Kolkata: At least six people have died of dengue this monsoon in West Bengal even as the state takes steps to ensure the virus doesn’t turn into an epidemic.

“There has been confirmation of two more deaths; two more deaths since Wednesday, so the toll now is nine,” state Health Services Director Dr. Biswaranjan Satpathi said.

“The new cases of dengue infection sum up to 1,422 people infected by the virus since January,” the doctor said, adding that these cases were mainly reported from Serampore in Hooghly district. There were reports of new cases from North 24-Parganas, Hooghly, Howrah and Nadia districts, and a few isolated cases from north Bengal, he said.

Chief minister Mamata Banerjee has asked the department to issue an advisory to remove stagnant water from areas such as market places, schools, hospitals, railway stations and bus stands.

All panchayats and urban local bodies have been asked to be vigilant about cases of unidentified fever, malaria, dengue and diarrhoea — all of which are prevalent during the rainy season. Banerjee said she has also asked the school education department to issue an advisory to schools to maintain cleanliness on campus. Officials said 41 urban local bodies in the state are at risk and they have been asked to increase cleanliness activities, including removal of stagnant water.
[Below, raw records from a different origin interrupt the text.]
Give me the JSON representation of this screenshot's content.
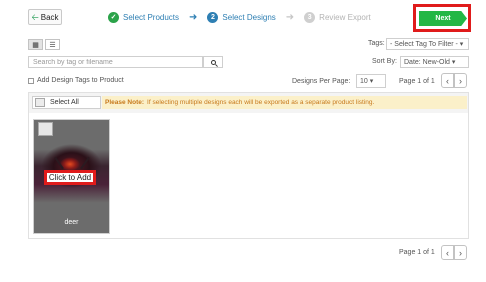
{
  "header": {
    "back_label": "Back",
    "next_label": "Next"
  },
  "steps": [
    {
      "label": "Select Products",
      "state": "done",
      "icon": "check-circle-icon"
    },
    {
      "label": "Select Designs",
      "state": "active",
      "number": "2"
    },
    {
      "label": "Review Export",
      "state": "upcoming",
      "number": "3"
    }
  ],
  "toolbar": {
    "tags_label": "Tags:",
    "tags_value": "- Select Tag To Filter -",
    "search_placeholder": "Search by tag or filename",
    "sort_label": "Sort By:",
    "sort_value": "Date: New-Old",
    "add_tags_label": "Add Design Tags to Product",
    "per_page_label": "Designs Per Page:",
    "per_page_value": "10",
    "page_text": "Page 1 of 1"
  },
  "panel": {
    "select_all_label": "Select All",
    "note_bold": "Please Note:",
    "note_text": "If selecting multiple designs each will be exported as a separate product listing."
  },
  "designs": [
    {
      "name": "deer",
      "action_label": "Click to Add"
    }
  ],
  "footer": {
    "page_text": "Page 1 of 1"
  },
  "colors": {
    "accent_green": "#22b745",
    "step_blue": "#2e7fb3",
    "highlight_red": "#e01b1b",
    "note_background": "#fbf0c9",
    "note_text": "#c7791c"
  }
}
The worst-affected area is Serampore in Hooghly district where 500 new cases were reported and the local municipality seems to be fighting a losing battle. Even parliamentarian Kalyan Banerjee had a hard time trying to supervise the cleanliness of the locality and was seen shouting at councillors.

“I have instructed the municipality to take on the cleanliness drive more seriously,” he said.
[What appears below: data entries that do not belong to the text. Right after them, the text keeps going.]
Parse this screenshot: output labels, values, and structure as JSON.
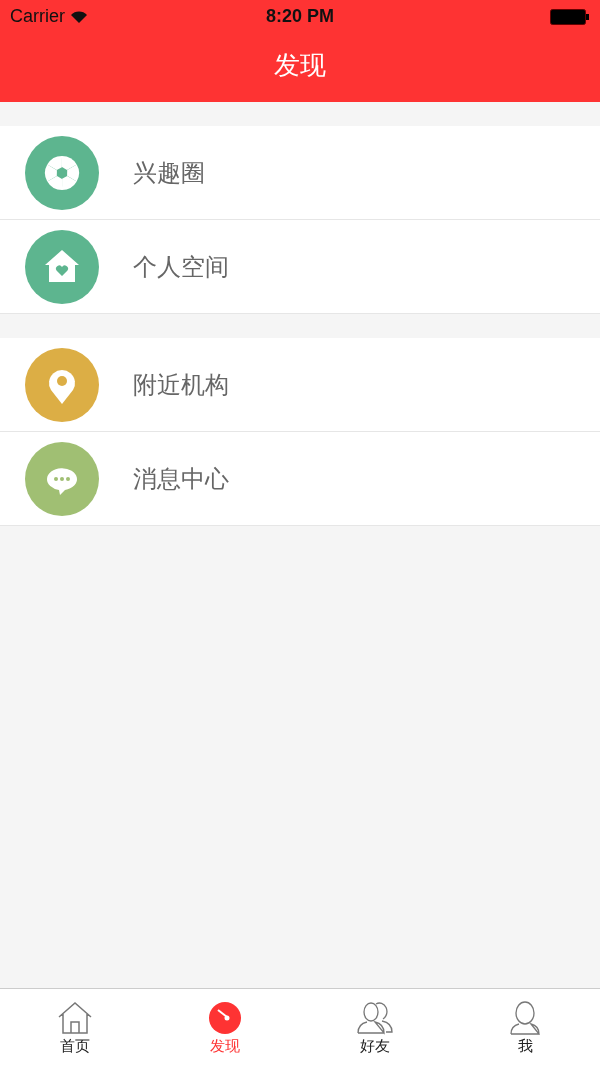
{
  "status_bar": {
    "carrier": "Carrier",
    "time": "8:20 PM"
  },
  "header": {
    "title": "发现"
  },
  "groups": [
    {
      "items": [
        {
          "label": "兴趣圈",
          "color": "#5db58f"
        },
        {
          "label": "个人空间",
          "color": "#5db58f"
        }
      ]
    },
    {
      "items": [
        {
          "label": "附近机构",
          "color": "#dcae45"
        },
        {
          "label": "消息中心",
          "color": "#a0bf73"
        }
      ]
    }
  ],
  "tab_bar": [
    {
      "label": "首页",
      "selected": false
    },
    {
      "label": "发现",
      "selected": true
    },
    {
      "label": "好友",
      "selected": false
    },
    {
      "label": "我",
      "selected": false
    }
  ]
}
Kolkata Municipal Corporation is also finding it difficult to keep the city clean. “Our officials are working round the clock, but people also have to be conscious of their surroundings,” said city Mayor Sovan Chatterjee.
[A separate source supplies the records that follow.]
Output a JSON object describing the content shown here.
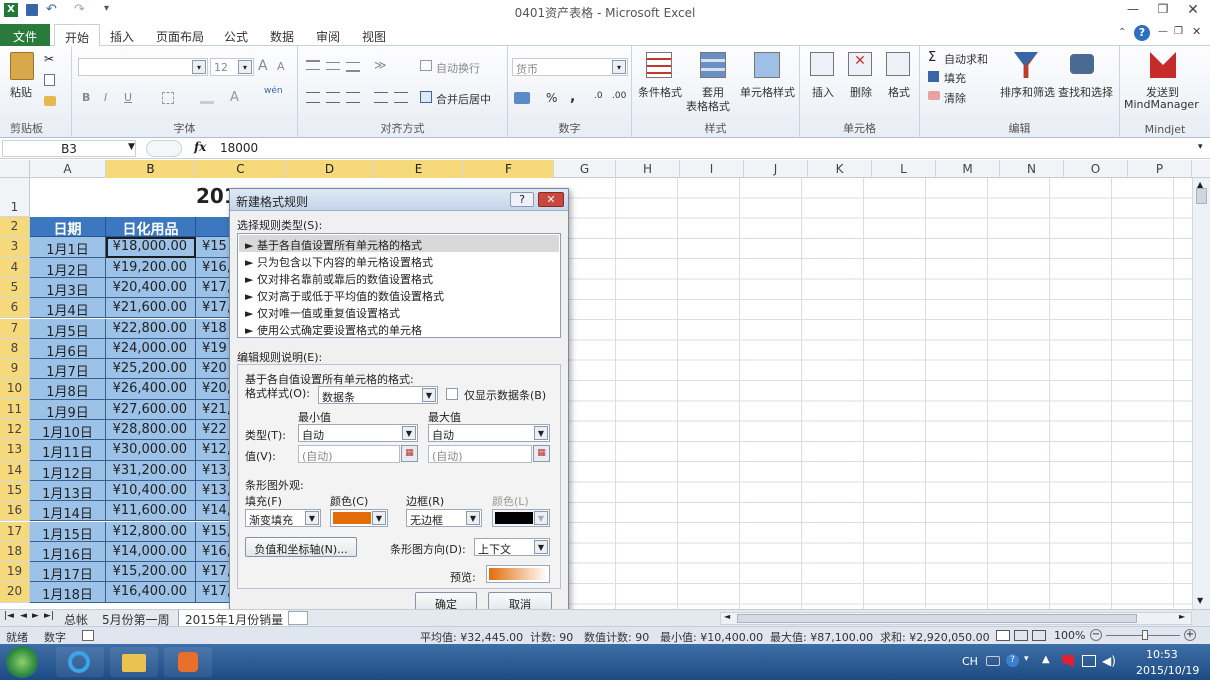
{
  "window": {
    "title": "0401资产表格 - Microsoft Excel"
  },
  "ribbon_tabs": [
    "文件",
    "开始",
    "插入",
    "页面布局",
    "公式",
    "数据",
    "审阅",
    "视图"
  ],
  "ribbon": {
    "clipboard": {
      "label": "剪贴板",
      "paste": "粘贴"
    },
    "font": {
      "label": "字体",
      "size": "12",
      "bold": "B",
      "italic": "I",
      "underline": "U",
      "wen": "wén",
      "grow": "A",
      "shrink": "A"
    },
    "align": {
      "label": "对齐方式",
      "wrap": "自动换行",
      "merge": "合并后居中"
    },
    "number": {
      "label": "数字",
      "format": "货币",
      "pct": "%",
      "comma": ","
    },
    "styles": {
      "label": "样式",
      "cond": "条件格式",
      "table_line1": "套用",
      "table_line2": "表格格式",
      "cell": "单元格样式"
    },
    "cells": {
      "label": "单元格",
      "insert": "插入",
      "delete": "删除",
      "format": "格式"
    },
    "editing": {
      "label": "编辑",
      "autosum": "自动求和",
      "fill": "填充",
      "clear": "清除",
      "sort": "排序和筛选",
      "find": "查找和选择"
    },
    "mindjet": {
      "label": "Mindjet",
      "send_line1": "发送到",
      "send_line2": "MindManager"
    }
  },
  "formula_bar": {
    "name_box": "B3",
    "fx": "fx",
    "value": "18000"
  },
  "columns": [
    "A",
    "B",
    "C",
    "D",
    "E",
    "F",
    "G",
    "H",
    "I",
    "J",
    "K",
    "L",
    "M",
    "N",
    "O",
    "P"
  ],
  "sheet": {
    "title_fragment": "201",
    "headers": [
      "日期",
      "日化用品"
    ],
    "rows": [
      {
        "n": "3",
        "date": "1月1日",
        "b": "¥18,000.00",
        "c": "¥15"
      },
      {
        "n": "4",
        "date": "1月2日",
        "b": "¥19,200.00",
        "c": "¥16,"
      },
      {
        "n": "5",
        "date": "1月3日",
        "b": "¥20,400.00",
        "c": "¥17,"
      },
      {
        "n": "6",
        "date": "1月4日",
        "b": "¥21,600.00",
        "c": "¥17,"
      },
      {
        "n": "7",
        "date": "1月5日",
        "b": "¥22,800.00",
        "c": "¥18"
      },
      {
        "n": "8",
        "date": "1月6日",
        "b": "¥24,000.00",
        "c": "¥19"
      },
      {
        "n": "9",
        "date": "1月7日",
        "b": "¥25,200.00",
        "c": "¥20"
      },
      {
        "n": "10",
        "date": "1月8日",
        "b": "¥26,400.00",
        "c": "¥20,"
      },
      {
        "n": "11",
        "date": "1月9日",
        "b": "¥27,600.00",
        "c": "¥21,"
      },
      {
        "n": "12",
        "date": "1月10日",
        "b": "¥28,800.00",
        "c": "¥22"
      },
      {
        "n": "13",
        "date": "1月11日",
        "b": "¥30,000.00",
        "c": "¥12,"
      },
      {
        "n": "14",
        "date": "1月12日",
        "b": "¥31,200.00",
        "c": "¥13,"
      },
      {
        "n": "15",
        "date": "1月13日",
        "b": "¥10,400.00",
        "c": "¥13,"
      },
      {
        "n": "16",
        "date": "1月14日",
        "b": "¥11,600.00",
        "c": "¥14,"
      },
      {
        "n": "17",
        "date": "1月15日",
        "b": "¥12,800.00",
        "c": "¥15,"
      },
      {
        "n": "18",
        "date": "1月16日",
        "b": "¥14,000.00",
        "c": "¥16,"
      },
      {
        "n": "19",
        "date": "1月17日",
        "b": "¥15,200.00",
        "c": "¥17,"
      },
      {
        "n": "20",
        "date": "1月18日",
        "b": "¥16,400.00",
        "c": "¥17,"
      }
    ],
    "row_numbers_top": [
      "1",
      "2"
    ]
  },
  "dialog": {
    "title": "新建格式规则",
    "help": "?",
    "close": "✕",
    "select_type_label": "选择规则类型(S):",
    "rules": [
      "► 基于各自值设置所有单元格的格式",
      "► 只为包含以下内容的单元格设置格式",
      "► 仅对排名靠前或靠后的数值设置格式",
      "► 仅对高于或低于平均值的数值设置格式",
      "► 仅对唯一值或重复值设置格式",
      "► 使用公式确定要设置格式的单元格"
    ],
    "edit_label": "编辑规则说明(E):",
    "desc": "基于各自值设置所有单元格的格式:",
    "format_style_label": "格式样式(O):",
    "format_style": "数据条",
    "bar_only_label": "仅显示数据条(B)",
    "min_label": "最小值",
    "max_label": "最大值",
    "type_label": "类型(T):",
    "min_type": "自动",
    "max_type": "自动",
    "value_label": "值(V):",
    "min_value": "(自动)",
    "max_value": "(自动)",
    "appearance_label": "条形图外观:",
    "fill_label": "填充(F)",
    "fill_value": "渐变填充",
    "color_label": "颜色(C)",
    "border_label": "边框(R)",
    "border_value": "无边框",
    "border_color_label": "颜色(L)",
    "axis_button": "负值和坐标轴(N)...",
    "direction_label": "条形图方向(D):",
    "direction_value": "上下文",
    "preview_label": "预览:",
    "ok": "确定",
    "cancel": "取消",
    "fill_color": "#e36c09",
    "border_color": "#000000"
  },
  "sheet_tabs": [
    "总帐",
    "5月份第一周",
    "2015年1月份销量"
  ],
  "status": {
    "ready": "就绪",
    "mode": "数字",
    "average": "平均值: ¥32,445.00",
    "count": "计数: 90",
    "num_count": "数值计数: 90",
    "min": "最小值: ¥10,400.00",
    "max": "最大值: ¥87,100.00",
    "sum": "求和: ¥2,920,050.00",
    "zoom": "100%"
  },
  "taskbar": {
    "lang": "CH",
    "time": "10:53",
    "date": "2015/10/19"
  }
}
Every year during monsoons the disease spreads like wildfire affecting many and often leading to several deaths. However, city dwellers are unable to sustain basic cleanliness standards, which leads to diseases. “People are just not conscious of their surroundings and their well being,” said Dr. Somnath Majhi.